EXERCISE DESCRIPTION: The expected output is every entry below, exact in every character.

(Excerpts from an interface dataset)
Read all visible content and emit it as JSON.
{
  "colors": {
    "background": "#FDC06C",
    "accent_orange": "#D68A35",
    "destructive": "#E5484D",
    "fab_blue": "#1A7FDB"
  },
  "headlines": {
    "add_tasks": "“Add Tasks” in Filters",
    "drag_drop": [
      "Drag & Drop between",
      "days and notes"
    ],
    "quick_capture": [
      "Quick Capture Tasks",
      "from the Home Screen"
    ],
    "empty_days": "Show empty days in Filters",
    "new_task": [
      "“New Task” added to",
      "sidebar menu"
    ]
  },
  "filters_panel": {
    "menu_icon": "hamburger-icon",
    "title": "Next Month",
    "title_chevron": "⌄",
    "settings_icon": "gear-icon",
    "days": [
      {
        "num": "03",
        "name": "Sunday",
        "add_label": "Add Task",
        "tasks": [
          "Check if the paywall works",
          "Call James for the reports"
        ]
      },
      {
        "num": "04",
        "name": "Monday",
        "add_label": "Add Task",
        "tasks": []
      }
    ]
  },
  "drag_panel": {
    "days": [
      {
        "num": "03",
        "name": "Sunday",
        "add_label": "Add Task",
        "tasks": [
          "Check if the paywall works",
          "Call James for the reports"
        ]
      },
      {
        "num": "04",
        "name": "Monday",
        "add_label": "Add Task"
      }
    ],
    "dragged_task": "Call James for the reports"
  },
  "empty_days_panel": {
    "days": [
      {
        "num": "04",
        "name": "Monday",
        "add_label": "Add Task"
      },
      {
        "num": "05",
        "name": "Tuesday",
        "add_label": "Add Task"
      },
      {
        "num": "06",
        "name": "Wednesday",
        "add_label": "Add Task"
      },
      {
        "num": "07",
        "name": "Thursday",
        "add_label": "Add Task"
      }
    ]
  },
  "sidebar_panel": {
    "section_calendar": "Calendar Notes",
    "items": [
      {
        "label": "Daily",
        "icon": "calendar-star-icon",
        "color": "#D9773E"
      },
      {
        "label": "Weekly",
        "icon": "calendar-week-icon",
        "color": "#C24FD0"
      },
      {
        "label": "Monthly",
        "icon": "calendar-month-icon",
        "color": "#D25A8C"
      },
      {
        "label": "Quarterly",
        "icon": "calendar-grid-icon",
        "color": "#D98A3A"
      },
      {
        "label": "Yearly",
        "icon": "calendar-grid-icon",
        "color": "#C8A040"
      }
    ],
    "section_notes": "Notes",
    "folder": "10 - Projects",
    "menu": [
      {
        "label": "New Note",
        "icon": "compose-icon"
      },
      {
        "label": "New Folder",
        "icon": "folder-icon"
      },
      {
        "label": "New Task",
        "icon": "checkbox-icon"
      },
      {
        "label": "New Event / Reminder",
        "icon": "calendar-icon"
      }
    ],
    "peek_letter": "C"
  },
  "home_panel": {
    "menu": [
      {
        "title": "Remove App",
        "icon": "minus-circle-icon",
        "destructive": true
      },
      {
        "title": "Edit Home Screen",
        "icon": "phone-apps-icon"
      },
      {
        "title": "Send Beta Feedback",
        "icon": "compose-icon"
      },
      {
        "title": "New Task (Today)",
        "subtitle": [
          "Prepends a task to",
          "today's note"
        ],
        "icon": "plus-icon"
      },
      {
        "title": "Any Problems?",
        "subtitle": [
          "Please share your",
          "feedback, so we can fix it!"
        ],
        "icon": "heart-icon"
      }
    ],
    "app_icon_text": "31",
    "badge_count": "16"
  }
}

EXERCISE SOLUTION:
Read all visible content and emit it as JSON.
{
  "colors": {
    "background": "#FDC06C",
    "accent_orange": "#D68A35",
    "destructive": "#E5484D",
    "fab_blue": "#1A7FDB"
  },
  "headlines": {
    "add_tasks": "“Add Tasks” in Filters",
    "drag_drop": [
      "Drag & Drop between",
      "days and notes"
    ],
    "quick_capture": [
      "Quick Capture Tasks",
      "from the Home Screen"
    ],
    "empty_days": "Show empty days in Filters",
    "new_task": [
      "“New Task” added to",
      "sidebar menu"
    ]
  },
  "filters_panel": {
    "menu_icon": "hamburger-icon",
    "title": "Next Month",
    "title_chevron": "⌄",
    "settings_icon": "gear-icon",
    "days": [
      {
        "num": "03",
        "name": "Sunday",
        "add_label": "Add Task",
        "tasks": [
          "Check if the paywall works",
          "Call James for the reports"
        ]
      },
      {
        "num": "04",
        "name": "Monday",
        "add_label": "Add Task",
        "tasks": []
      }
    ]
  },
  "drag_panel": {
    "days": [
      {
        "num": "03",
        "name": "Sunday",
        "add_label": "Add Task",
        "tasks": [
          "Check if the paywall works",
          "Call James for the reports"
        ]
      },
      {
        "num": "04",
        "name": "Monday",
        "add_label": "Add Task"
      }
    ],
    "dragged_task": "Call James for the reports"
  },
  "empty_days_panel": {
    "days": [
      {
        "num": "04",
        "name": "Monday",
        "add_label": "Add Task"
      },
      {
        "num": "05",
        "name": "Tuesday",
        "add_label": "Add Task"
      },
      {
        "num": "06",
        "name": "Wednesday",
        "add_label": "Add Task"
      },
      {
        "num": "07",
        "name": "Thursday",
        "add_label": "Add Task"
      }
    ]
  },
  "sidebar_panel": {
    "section_calendar": "Calendar Notes",
    "items": [
      {
        "label": "Daily",
        "icon": "calendar-star-icon",
        "color": "#D9773E"
      },
      {
        "label": "Weekly",
        "icon": "calendar-week-icon",
        "color": "#C24FD0"
      },
      {
        "label": "Monthly",
        "icon": "calendar-month-icon",
        "color": "#D25A8C"
      },
      {
        "label": "Quarterly",
        "icon": "calendar-grid-icon",
        "color": "#D98A3A"
      },
      {
        "label": "Yearly",
        "icon": "calendar-grid-icon",
        "color": "#C8A040"
      }
    ],
    "section_notes": "Notes",
    "folder": "10 - Projects",
    "menu": [
      {
        "label": "New Note",
        "icon": "compose-icon"
      },
      {
        "label": "New Folder",
        "icon": "folder-icon"
      },
      {
        "label": "New Task",
        "icon": "checkbox-icon"
      },
      {
        "label": "New Event / Reminder",
        "icon": "calendar-icon"
      }
    ],
    "peek_letter": "C"
  },
  "home_panel": {
    "menu": [
      {
        "title": "Remove App",
        "icon": "minus-circle-icon",
        "destructive": true
      },
      {
        "title": "Edit Home Screen",
        "icon": "phone-apps-icon"
      },
      {
        "title": "Send Beta Feedback",
        "icon": "compose-icon"
      },
      {
        "title": "New Task (Today)",
        "subtitle": [
          "Prepends a task to",
          "today's note"
        ],
        "icon": "plus-icon"
      },
      {
        "title": "Any Problems?",
        "subtitle": [
          "Please share your",
          "feedback, so we can fix it!"
        ],
        "icon": "heart-icon"
      }
    ],
    "app_icon_text": "31",
    "badge_count": "16"
  }
}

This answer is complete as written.